John Paul Titlow of ReadWrite has a compelling idea.
Nintendo should stop being a bunch of fuddy-duddies and make its NES and SNES games available for smartphones.
It appears the art of thrift shopping is not without its fringe benefits.
A North Carolina woman uncovered a gamer’s gold mine when she purchased an old Nintendo game for $7.99 at her local Goodwill.
The game was Stadium Events, released in 1987. The game was premiered to a test market in North America but later pulled after Nintendo bought the rights to its Family Fun Fitness mat which became the prototype for Nintendo’s Power Pad.
The woman made her way to Save Point Video Games, a retailer in Charlotte, N.C., to see if she could grab a decent price on her prize.
Owner Wilder Hamm couldn’t contain himself when she revealed it.
“Oh my God!” he told gamer blog Kotaku. “She knew exactly what she had.”
Saving the best for last, the woman revealed the game after presenting 10-Yard Fight and The Karate Kid as smaller gems.
“Normally in this business we try not to show our cards,” Hamm said. “We’re not in the business of ripping people off but you show that kind of excitement, they start expecting a mountain of money.”
Anyhow, Hamm had to turn her away since the store did not have enough money to purchase it outright. He did offer to sell the game on consignment but the women wanted keep all the proceeds herself.
In 2010 a sealed copy of the game went for $41,300 on Ebay. That’s a lot of proceeds.
I give this Nintendo tribute a Big Boo.
Any new release in the Castlevania franchise is a pretty big deal, and fans have been especially eager for Castlevania: Lords of Shadow – Mirror of Fate, which lands on the Nintendo 3DS today.
Our resident video editing/producing guru James Groome somehow overcame the technical barriers of capturing gameplay footage off a Nintendo 3DS screen, and put together an awesome standalone video review. Check it out here.
If you have a charitable gamer in your life, you probably know this weekend marks the annual Extra Life fundraising drive, a 24-hour gaming marathon in support of the Children’s Miracle Network Hospitals.

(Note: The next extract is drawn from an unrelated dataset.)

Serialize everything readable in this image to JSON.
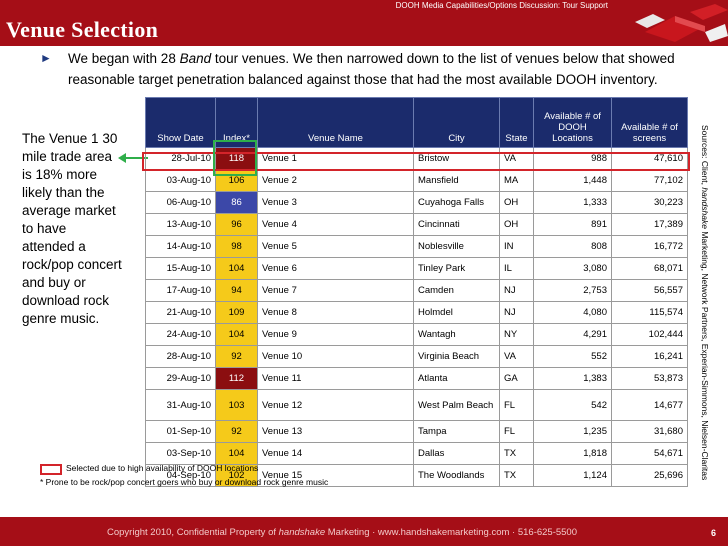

Tons of gamers, including myself and fellow Button Masher Matt Dykstra and his sprawling team of Edmonton-based players, will be playing games straight through from this morning until tomorrow morning to raise money for our chosen kids’ hospital charities. (I’m backing the SickKids Foundation, Matt and the Extra Life Edmonton crew are supporting the Stollery Children’s Hospital Foundation.)
I’m about to get settled in for what could be a long day and night — I’ve got a nice big coffee and egg n’ peameal bacon sammich to get the engine running, and tons of food, caffeinated bevvies and Visine for later on. It’ll be fun, at first. But I have a feeling that even by this evening this is going to feel like a bad idea. And at 3 a.m…. well, we’ll stagger across that bridge when we get to it.
Video games being adapted to the big screen is nothing new. Resident Evil: Retribution just hit theatres five days ago, and Silent Hill: Revelation 3D is expected to be out in time for the Halloween-minded crowd.
But Disney has taken video games and their characters one step further in their film Wreck-It Ralph, due out Nov. 2, 2012. Featuring the voice talents of John C. Reilly, Jane Lynch, Sarah Silverman and Jack McBrayer, the story focuses around a vintage arcade game’s “bad guy” who wishes to reform his ways after 30 years of being Fix-It Felix’s antagonist.
A humourous self-help group features reprobates from the video game world — M. Bison, Zangief, Dr. Robotnik, Bowser, PacMan ghosts — helping Wreck-It Ralph (Reilly) be okay with his badness. Instead of returning to his game, he joins “Hero’s Duty”. Lynch provides the voice of Sergeant Calhoun, a Commander Shepard-like character (Mass Effect 3) who leads troops into battle.
Expect plenty of humour geared towards gamers, and cameos by Ryu, Sonic the Hedgehog and Q-Bert.
Good? Sure. But “new”?
New Super Mario Bros. 2 for the Nintendo 3DS arrived in North America this past weekend (why does Nintendo release its stuff on Sundays, rather than industry standard game-drop Tuesdays? It’s always creeped me out) and the latest Mario entry—a follow-up to 2006’s New Super Mario Bros. for the DS and 2009’s New Super Mario Bros. Wii—has sold nearly a million copies in Japan since its release there July 28.
As the first ‘full’ retail Nintendo game released day one as a digital download on the 3DS eShop alongside in-store copies, NSMB 2 should put up big numbers here, too. Read more…
Last week marked the 11th time I’ve attended the Electronic Entertainment Expo in Los Angeles, the annual convergence of game developers, publishers, retailers and grubby media folk like myself who get paid to write and talk about games. And one of the highlights of each year’s E3 is getting to sit down with game creators and game company executives and talk to them about what they do.